[Entries from a dataset of interfaces]
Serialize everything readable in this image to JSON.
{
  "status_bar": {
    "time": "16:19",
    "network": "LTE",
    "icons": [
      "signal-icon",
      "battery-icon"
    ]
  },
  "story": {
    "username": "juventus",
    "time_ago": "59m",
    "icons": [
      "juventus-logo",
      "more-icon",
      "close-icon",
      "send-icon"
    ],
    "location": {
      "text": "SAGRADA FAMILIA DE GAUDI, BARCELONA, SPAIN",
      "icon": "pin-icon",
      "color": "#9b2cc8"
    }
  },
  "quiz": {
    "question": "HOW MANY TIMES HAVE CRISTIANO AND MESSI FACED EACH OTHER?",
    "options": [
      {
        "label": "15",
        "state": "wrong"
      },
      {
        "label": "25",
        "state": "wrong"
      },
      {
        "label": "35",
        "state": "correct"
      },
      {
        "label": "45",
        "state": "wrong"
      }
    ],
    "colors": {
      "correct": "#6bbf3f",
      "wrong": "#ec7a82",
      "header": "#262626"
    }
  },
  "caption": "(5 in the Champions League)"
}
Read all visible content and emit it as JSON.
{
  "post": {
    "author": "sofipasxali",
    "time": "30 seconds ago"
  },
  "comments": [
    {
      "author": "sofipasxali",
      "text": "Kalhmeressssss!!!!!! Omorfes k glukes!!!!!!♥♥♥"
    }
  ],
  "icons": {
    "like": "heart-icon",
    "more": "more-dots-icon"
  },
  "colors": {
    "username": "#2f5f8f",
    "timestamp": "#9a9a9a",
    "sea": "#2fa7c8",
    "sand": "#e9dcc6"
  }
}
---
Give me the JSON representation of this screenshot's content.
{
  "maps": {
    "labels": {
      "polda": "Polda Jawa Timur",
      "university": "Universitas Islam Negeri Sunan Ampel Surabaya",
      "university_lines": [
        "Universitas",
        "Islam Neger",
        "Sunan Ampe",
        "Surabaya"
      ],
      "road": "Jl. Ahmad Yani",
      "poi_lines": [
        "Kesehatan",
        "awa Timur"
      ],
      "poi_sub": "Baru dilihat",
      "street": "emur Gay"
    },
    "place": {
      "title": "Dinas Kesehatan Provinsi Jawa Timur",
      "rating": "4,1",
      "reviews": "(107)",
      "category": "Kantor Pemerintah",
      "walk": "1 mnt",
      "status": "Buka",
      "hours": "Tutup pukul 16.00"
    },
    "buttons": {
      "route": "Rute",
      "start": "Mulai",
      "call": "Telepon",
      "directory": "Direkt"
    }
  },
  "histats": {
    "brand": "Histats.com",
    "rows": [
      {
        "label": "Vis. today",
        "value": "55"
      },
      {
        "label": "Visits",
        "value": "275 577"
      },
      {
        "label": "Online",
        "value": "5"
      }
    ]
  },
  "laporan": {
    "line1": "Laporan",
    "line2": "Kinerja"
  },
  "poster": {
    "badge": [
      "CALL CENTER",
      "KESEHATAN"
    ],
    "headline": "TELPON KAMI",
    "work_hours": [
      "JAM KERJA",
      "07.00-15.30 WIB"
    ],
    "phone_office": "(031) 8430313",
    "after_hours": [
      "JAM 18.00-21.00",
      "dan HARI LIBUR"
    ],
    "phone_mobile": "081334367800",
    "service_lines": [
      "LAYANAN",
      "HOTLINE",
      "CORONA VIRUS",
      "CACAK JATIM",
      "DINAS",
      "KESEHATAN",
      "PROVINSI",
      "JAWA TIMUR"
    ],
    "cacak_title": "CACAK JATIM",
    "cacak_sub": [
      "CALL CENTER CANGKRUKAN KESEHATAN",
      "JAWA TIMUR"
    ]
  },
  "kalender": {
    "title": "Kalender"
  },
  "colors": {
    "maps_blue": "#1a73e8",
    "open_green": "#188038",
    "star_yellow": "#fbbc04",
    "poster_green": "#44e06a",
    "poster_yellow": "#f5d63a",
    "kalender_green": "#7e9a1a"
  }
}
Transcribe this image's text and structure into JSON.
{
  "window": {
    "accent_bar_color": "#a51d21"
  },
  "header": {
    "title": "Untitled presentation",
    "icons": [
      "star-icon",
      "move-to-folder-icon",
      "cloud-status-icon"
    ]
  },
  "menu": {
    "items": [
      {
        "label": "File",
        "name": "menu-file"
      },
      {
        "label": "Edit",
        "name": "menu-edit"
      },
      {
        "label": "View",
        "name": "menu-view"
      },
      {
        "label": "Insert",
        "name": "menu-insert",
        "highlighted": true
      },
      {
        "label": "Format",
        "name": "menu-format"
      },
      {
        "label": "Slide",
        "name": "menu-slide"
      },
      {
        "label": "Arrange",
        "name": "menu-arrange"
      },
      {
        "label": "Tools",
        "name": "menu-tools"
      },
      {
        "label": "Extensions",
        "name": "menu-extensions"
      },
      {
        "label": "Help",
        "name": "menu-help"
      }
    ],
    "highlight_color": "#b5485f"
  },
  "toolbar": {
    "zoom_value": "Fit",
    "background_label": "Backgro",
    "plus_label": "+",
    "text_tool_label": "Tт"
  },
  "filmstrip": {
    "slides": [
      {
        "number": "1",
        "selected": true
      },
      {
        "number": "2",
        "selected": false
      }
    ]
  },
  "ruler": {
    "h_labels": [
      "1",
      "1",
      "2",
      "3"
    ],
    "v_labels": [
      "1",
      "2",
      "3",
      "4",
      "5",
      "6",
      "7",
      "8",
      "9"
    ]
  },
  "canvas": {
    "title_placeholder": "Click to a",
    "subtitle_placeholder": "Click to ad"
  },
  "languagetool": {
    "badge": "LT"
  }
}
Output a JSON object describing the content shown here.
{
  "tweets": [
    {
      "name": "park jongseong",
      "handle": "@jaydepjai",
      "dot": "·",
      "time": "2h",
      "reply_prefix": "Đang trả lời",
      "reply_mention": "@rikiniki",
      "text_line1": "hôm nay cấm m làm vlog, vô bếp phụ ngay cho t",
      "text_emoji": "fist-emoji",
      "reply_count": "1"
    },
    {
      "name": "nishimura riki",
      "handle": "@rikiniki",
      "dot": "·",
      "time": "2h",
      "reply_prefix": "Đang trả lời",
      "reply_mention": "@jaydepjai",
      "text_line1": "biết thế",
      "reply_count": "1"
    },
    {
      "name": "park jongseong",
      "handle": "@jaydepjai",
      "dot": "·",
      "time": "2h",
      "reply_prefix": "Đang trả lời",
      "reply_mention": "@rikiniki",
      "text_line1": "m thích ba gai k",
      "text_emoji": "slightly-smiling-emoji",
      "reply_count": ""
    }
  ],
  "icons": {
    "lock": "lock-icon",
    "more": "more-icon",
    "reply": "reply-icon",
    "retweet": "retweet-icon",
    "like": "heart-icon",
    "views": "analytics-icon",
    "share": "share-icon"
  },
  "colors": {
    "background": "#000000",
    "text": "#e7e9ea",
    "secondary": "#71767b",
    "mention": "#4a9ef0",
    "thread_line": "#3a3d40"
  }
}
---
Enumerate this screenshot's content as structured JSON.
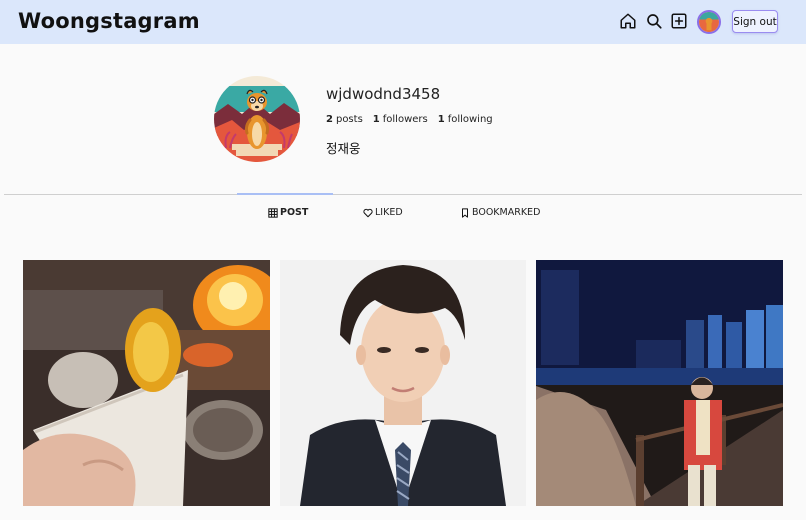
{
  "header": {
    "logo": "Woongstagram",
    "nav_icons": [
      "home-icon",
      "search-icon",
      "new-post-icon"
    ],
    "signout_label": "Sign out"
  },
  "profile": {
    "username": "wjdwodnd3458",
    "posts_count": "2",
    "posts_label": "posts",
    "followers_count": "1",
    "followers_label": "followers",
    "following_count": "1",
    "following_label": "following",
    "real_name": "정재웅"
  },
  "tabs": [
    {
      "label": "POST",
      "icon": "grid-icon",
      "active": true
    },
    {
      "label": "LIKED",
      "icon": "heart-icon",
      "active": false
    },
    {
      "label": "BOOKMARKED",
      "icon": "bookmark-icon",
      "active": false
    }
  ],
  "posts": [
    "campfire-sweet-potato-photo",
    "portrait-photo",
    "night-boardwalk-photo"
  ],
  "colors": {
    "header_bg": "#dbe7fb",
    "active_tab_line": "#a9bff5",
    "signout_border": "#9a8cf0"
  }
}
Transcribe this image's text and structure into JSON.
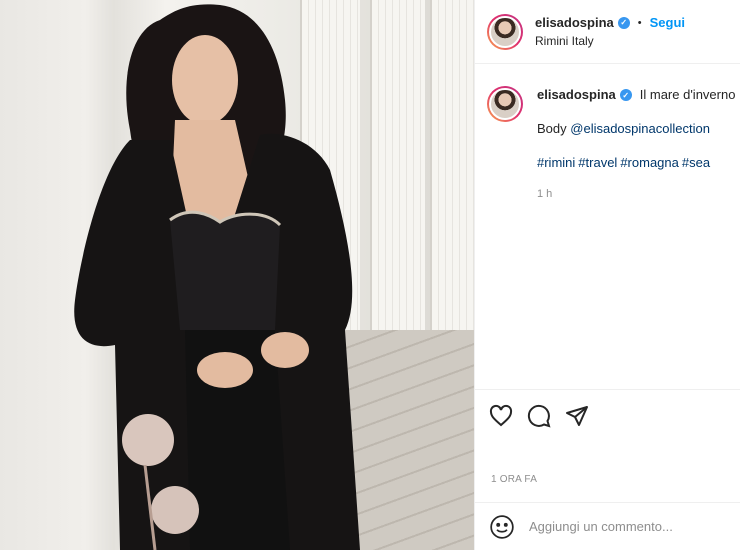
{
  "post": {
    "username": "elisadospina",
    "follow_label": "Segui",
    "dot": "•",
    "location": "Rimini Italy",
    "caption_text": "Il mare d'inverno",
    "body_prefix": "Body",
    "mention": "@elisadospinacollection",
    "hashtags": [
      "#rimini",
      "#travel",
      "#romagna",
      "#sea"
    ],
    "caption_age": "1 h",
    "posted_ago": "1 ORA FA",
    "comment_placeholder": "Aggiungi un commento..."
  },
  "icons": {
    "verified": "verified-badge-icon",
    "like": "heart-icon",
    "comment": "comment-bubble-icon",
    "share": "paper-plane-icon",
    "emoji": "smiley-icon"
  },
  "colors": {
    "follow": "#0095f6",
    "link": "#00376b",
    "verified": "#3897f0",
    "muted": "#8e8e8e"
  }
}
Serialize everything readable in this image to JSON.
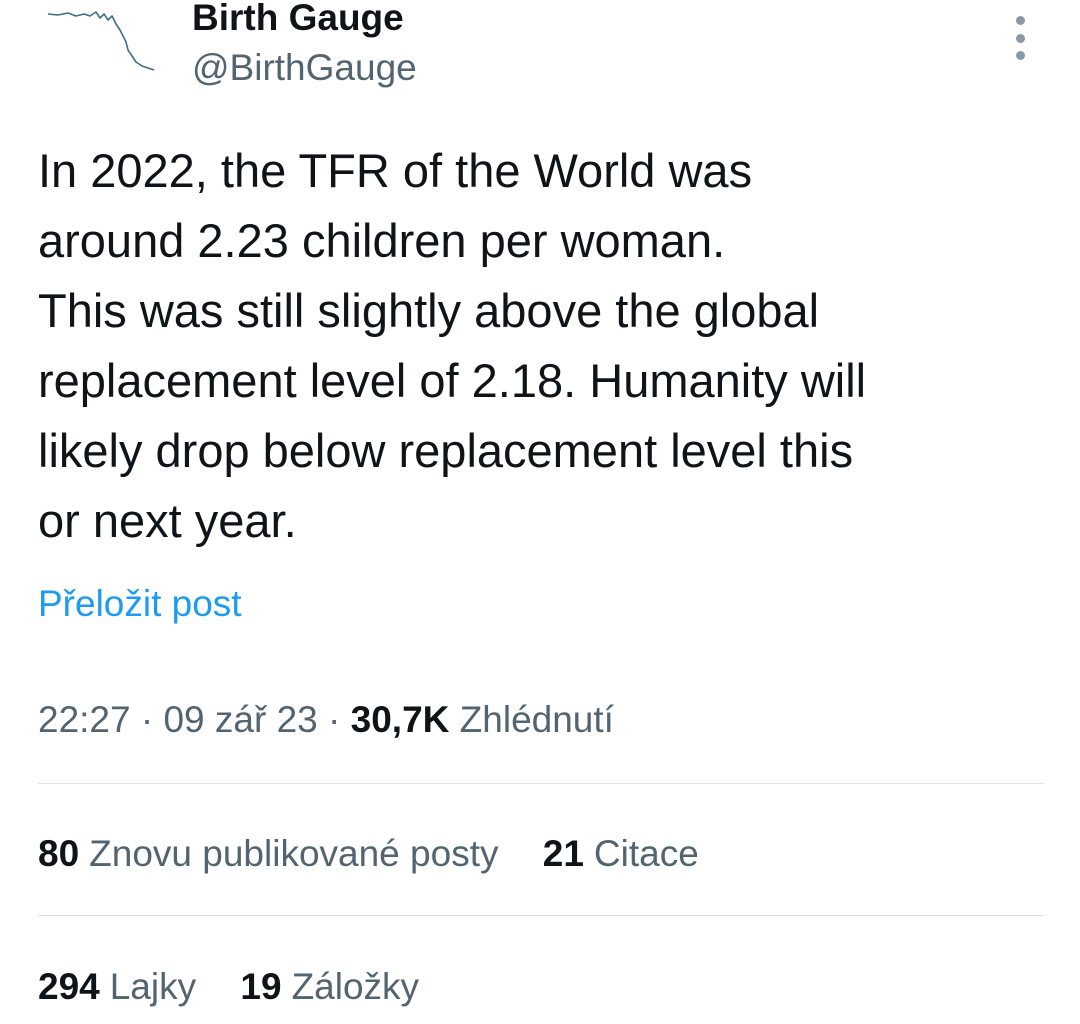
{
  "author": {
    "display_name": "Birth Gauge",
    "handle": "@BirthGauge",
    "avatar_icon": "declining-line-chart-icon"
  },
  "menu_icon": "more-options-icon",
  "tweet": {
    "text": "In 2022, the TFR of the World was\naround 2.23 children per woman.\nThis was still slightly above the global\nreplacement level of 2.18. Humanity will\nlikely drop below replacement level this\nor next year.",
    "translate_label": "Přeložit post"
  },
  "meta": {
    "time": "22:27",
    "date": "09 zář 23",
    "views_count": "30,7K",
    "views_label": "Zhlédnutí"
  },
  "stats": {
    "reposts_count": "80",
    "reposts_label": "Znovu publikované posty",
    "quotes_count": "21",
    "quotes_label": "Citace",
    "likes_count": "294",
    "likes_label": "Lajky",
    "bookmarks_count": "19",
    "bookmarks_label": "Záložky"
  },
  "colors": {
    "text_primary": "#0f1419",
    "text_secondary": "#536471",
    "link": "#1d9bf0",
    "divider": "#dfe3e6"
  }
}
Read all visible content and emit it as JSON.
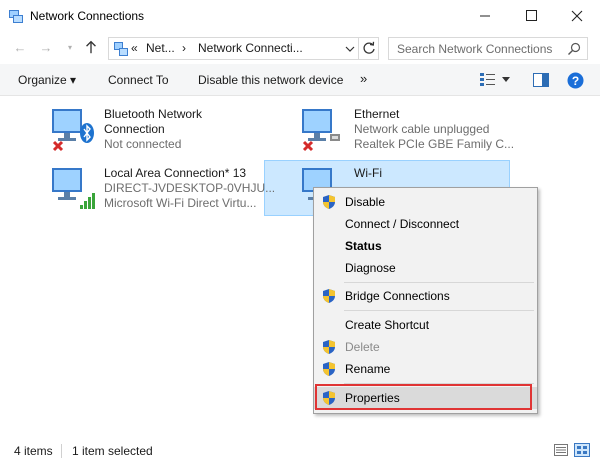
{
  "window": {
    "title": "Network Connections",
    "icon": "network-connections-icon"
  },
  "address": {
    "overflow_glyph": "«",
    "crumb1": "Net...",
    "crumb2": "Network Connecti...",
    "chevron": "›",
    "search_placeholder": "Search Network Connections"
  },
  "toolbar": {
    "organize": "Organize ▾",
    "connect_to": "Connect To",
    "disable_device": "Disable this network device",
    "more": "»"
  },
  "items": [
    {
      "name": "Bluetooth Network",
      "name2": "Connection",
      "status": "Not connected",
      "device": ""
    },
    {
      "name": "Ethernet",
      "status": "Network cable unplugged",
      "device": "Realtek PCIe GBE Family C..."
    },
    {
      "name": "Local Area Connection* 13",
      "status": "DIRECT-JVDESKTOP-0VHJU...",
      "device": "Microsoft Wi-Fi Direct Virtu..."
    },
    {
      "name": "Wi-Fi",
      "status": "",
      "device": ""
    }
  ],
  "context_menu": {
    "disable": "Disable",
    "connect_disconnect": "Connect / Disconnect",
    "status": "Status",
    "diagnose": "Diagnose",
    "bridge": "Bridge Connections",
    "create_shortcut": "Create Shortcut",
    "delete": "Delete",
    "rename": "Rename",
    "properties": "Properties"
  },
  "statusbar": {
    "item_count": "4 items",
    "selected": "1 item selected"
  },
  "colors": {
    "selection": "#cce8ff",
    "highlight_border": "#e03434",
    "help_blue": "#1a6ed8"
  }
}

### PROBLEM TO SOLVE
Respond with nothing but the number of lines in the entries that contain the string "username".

### REPLY
4